A woman walks past a banner that reads, "Even you arrest (journalists) or censor (media) we know that you are a war criminal Tayyip" and with a picture of Turkish President Recep Tayyip Erdogan during a protest over the arrest of journalists Can Dundar and Erdem Gul in Ankara, Turkey, November 27, 2015. REUTERS/Umit Bektas

ANKARA (Reuters) - Two Turkish journalists arrested this week over their reports about arms supplies to Syria urged the European Union not to compromise on human rights and freedoms as it seeks an agreement with Turkey to help stem flows of migrants to Europe.

European diplomats have been measured in their criticism of media freedom in Turkey and President Tayyip Erdogan’s increasingly authoritarian rule, recognising the West needs Ankara’s help on the migrant crisis and as an ally in the U.S.-led coalition against Islamic State.

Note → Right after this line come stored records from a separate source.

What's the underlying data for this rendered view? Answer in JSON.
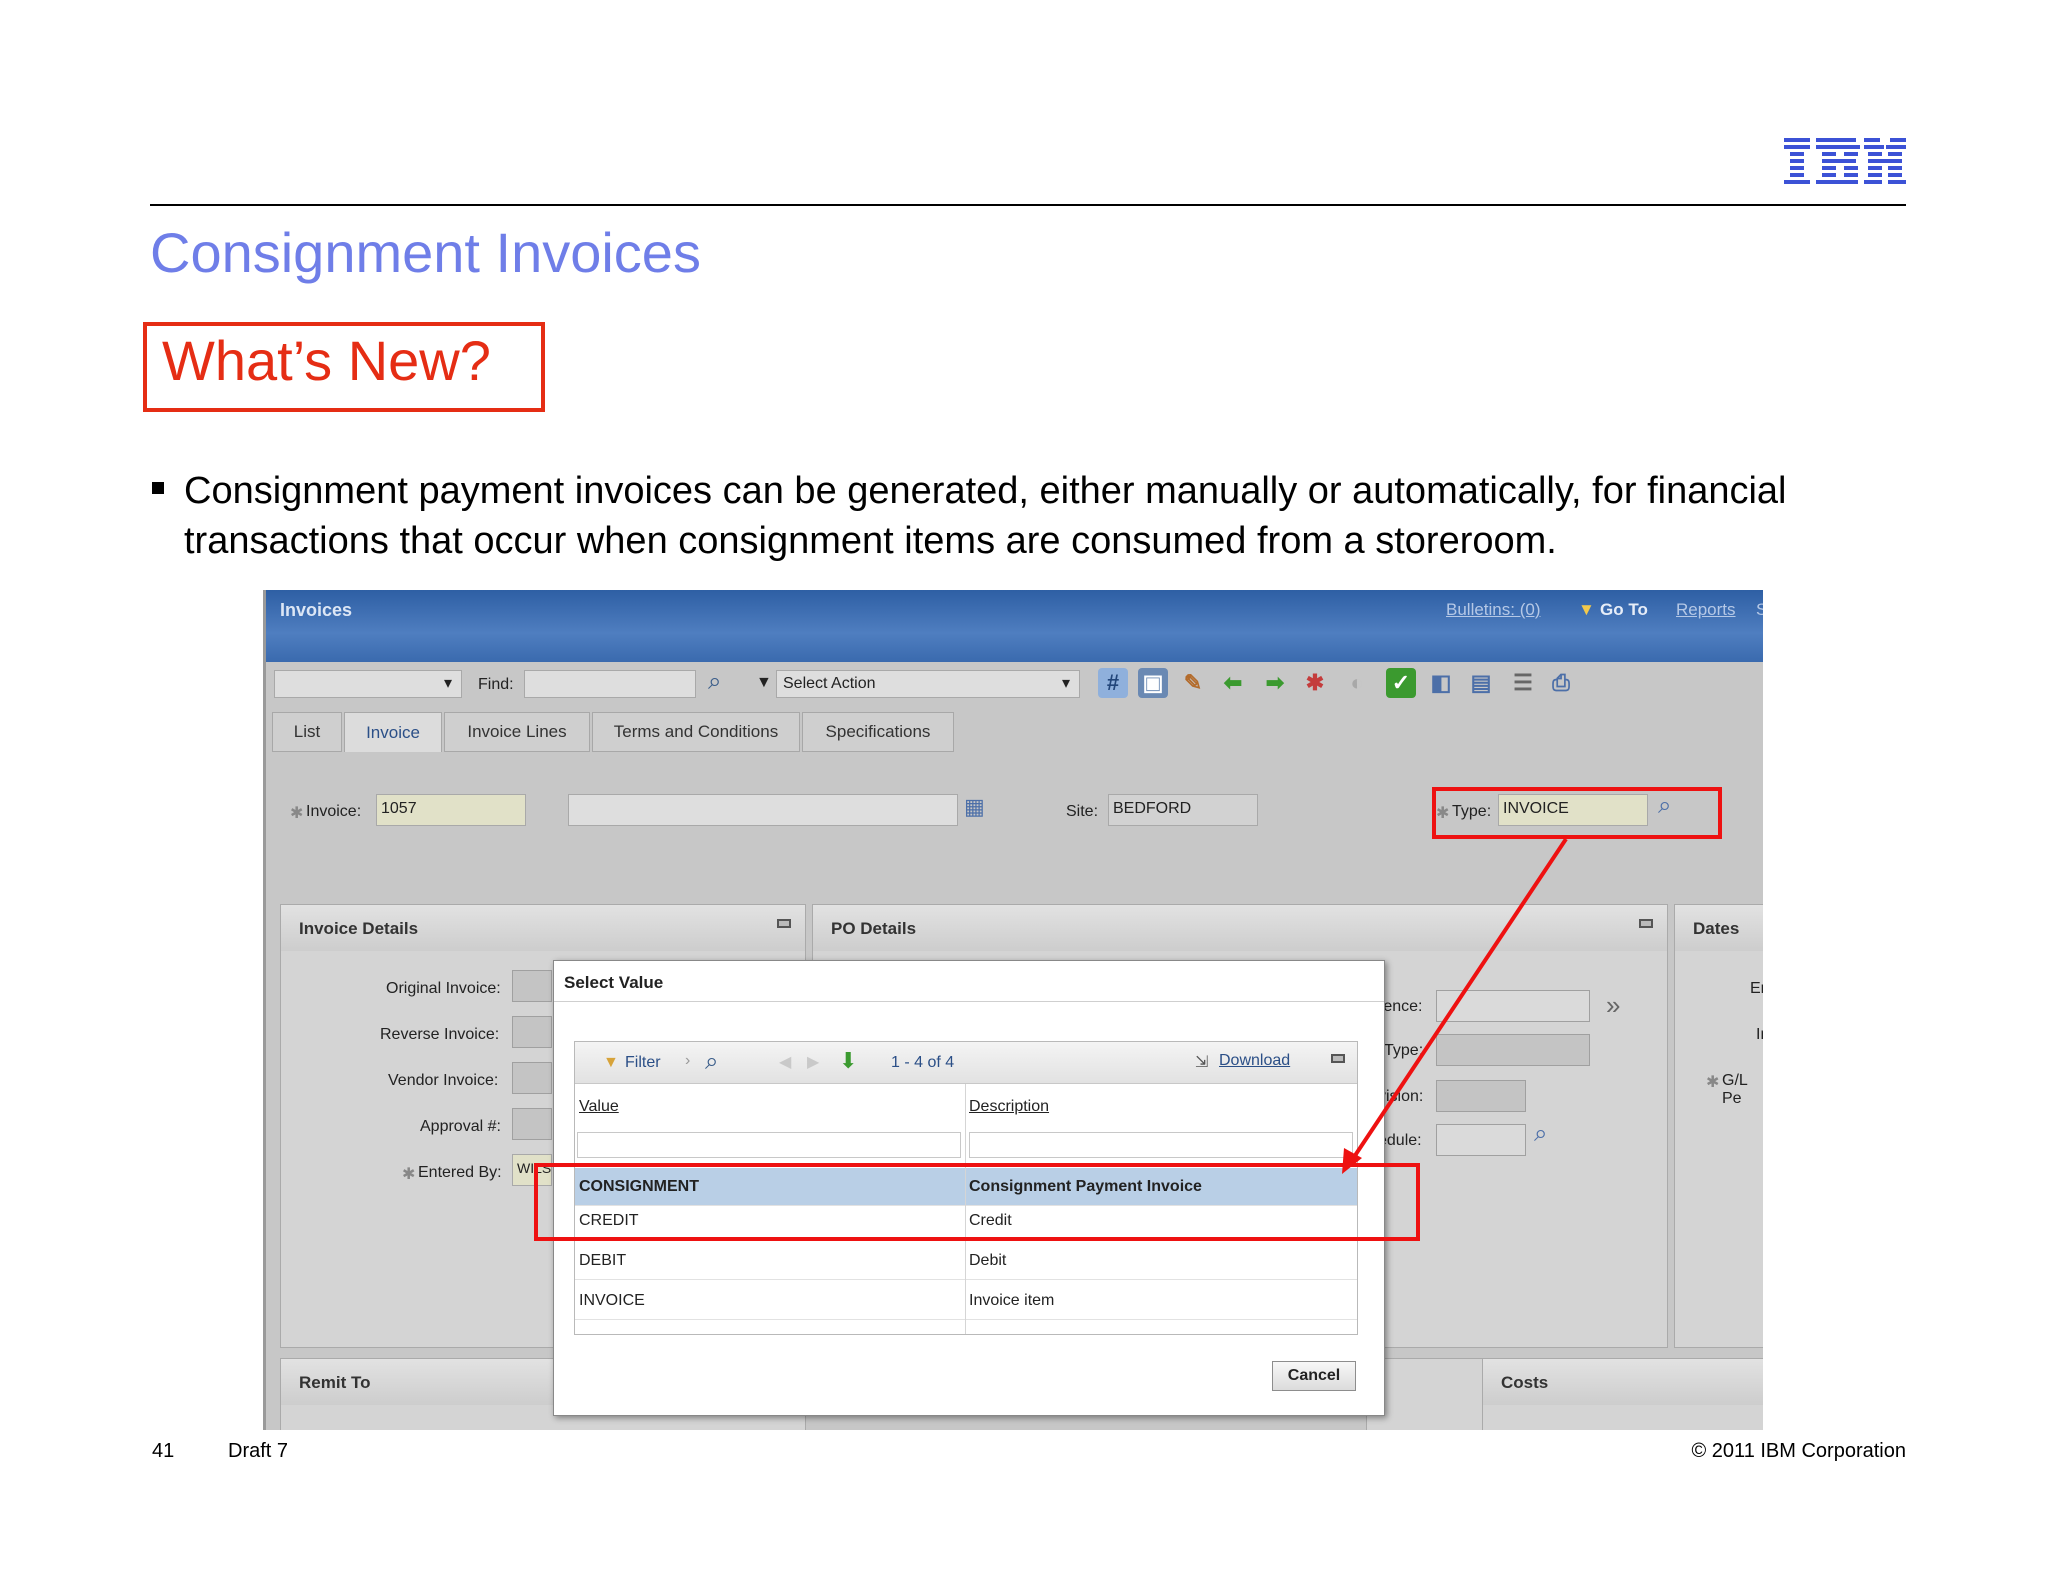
{
  "slide": {
    "title": "Consignment Invoices",
    "whats_new": "What’s New?",
    "bullet": "Consignment payment invoices can be generated, either manually or automatically, for financial transactions that occur when consignment items are consumed from a storeroom.",
    "page_number": "41",
    "draft": "Draft 7",
    "copyright": "© 2011 IBM Corporation",
    "logo": "IBM"
  },
  "app": {
    "title": "Invoices",
    "nav": {
      "bulletins": "Bulletins: (0)",
      "goto": "Go To",
      "reports": "Reports",
      "more": "S"
    }
  },
  "toolbar": {
    "find_label": "Find:",
    "select_action": "Select Action",
    "icons": [
      "new-record-icon",
      "save-icon",
      "clear-changes-icon",
      "previous-record-icon",
      "next-record-icon",
      "workflow-icon",
      "status-icon",
      "approve-icon",
      "route-icon",
      "reports-icon",
      "list-icon",
      "print-icon"
    ]
  },
  "tabs": [
    "List",
    "Invoice",
    "Invoice Lines",
    "Terms and Conditions",
    "Specifications"
  ],
  "active_tab": "Invoice",
  "header_fields": {
    "invoice_label": "Invoice:",
    "invoice_value": "1057",
    "site_label": "Site:",
    "site_value": "BEDFORD",
    "type_label": "Type:",
    "type_value": "INVOICE"
  },
  "sections": {
    "invoice_details": {
      "title": "Invoice Details",
      "labels": [
        "Original Invoice:",
        "Reverse Invoice:",
        "Vendor Invoice:",
        "Approval #:",
        "Entered By:"
      ],
      "entered_by_value": "WILS"
    },
    "po_details": {
      "title": "PO Details",
      "labels": [
        "rence:",
        "Type:",
        "vision:",
        "edule:"
      ]
    },
    "dates": {
      "title": "Dates",
      "labels": [
        "Er",
        "In",
        "G/L Pe"
      ]
    },
    "remit_to": {
      "title": "Remit To"
    },
    "costs": {
      "title": "Costs"
    }
  },
  "modal": {
    "title": "Select Value",
    "filter": "Filter",
    "pager": "1 - 4 of 4",
    "download": "Download",
    "columns": [
      "Value",
      "Description"
    ],
    "rows": [
      {
        "value": "CONSIGNMENT",
        "description": "Consignment Payment Invoice",
        "selected": true
      },
      {
        "value": "CREDIT",
        "description": "Credit"
      },
      {
        "value": "DEBIT",
        "description": "Debit"
      },
      {
        "value": "INVOICE",
        "description": "Invoice item"
      }
    ],
    "cancel": "Cancel"
  },
  "colors": {
    "title_blue": "#6f7ee8",
    "callout_red": "#e52d14",
    "highlight_red": "#ee1111",
    "selected_row": "#b9cfe6"
  }
}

European and Turkish officials hope EU leaders and Turkey’s Prime Minister Ahmet Davutoglu will sign a deal to ease the migrant crisis on Sunday.

Writing from Silivri prison near Istanbul, Can Dundar, editor-in-chief of Cumhuriyet newspaper, which is left-wing, secular and often critical of the government, and senior editor Erdem Gul said in a letter to EU leaders they hope Sunday’s meeting results in a lasting solution, adding:

“We would also like to hope that your desire to end the crisis will not stand in the way of your sensitivity towards human rights, freedom of press and expression as fundamental values of the Western world.”

The two also wrote to German Chancellor Angela Merkel, a spokesman for the German government confirmed.

A court on Thursday ordered the arrest of the two journalists over the publication of footage purporting to show the state intelligence agency helping send weapons to Syria.

The U.S. embassy criticised the arrests and the Council of Europe’s human rights commissioner Nils Muiznieks described them as “another blow to media freedom in Turkey”.

Reporting by Gulsen Solaker; additional reporting by Matthias Sobolewski in Berlin; Writing by Dasha Afanasieva; Editing by Dominic Evans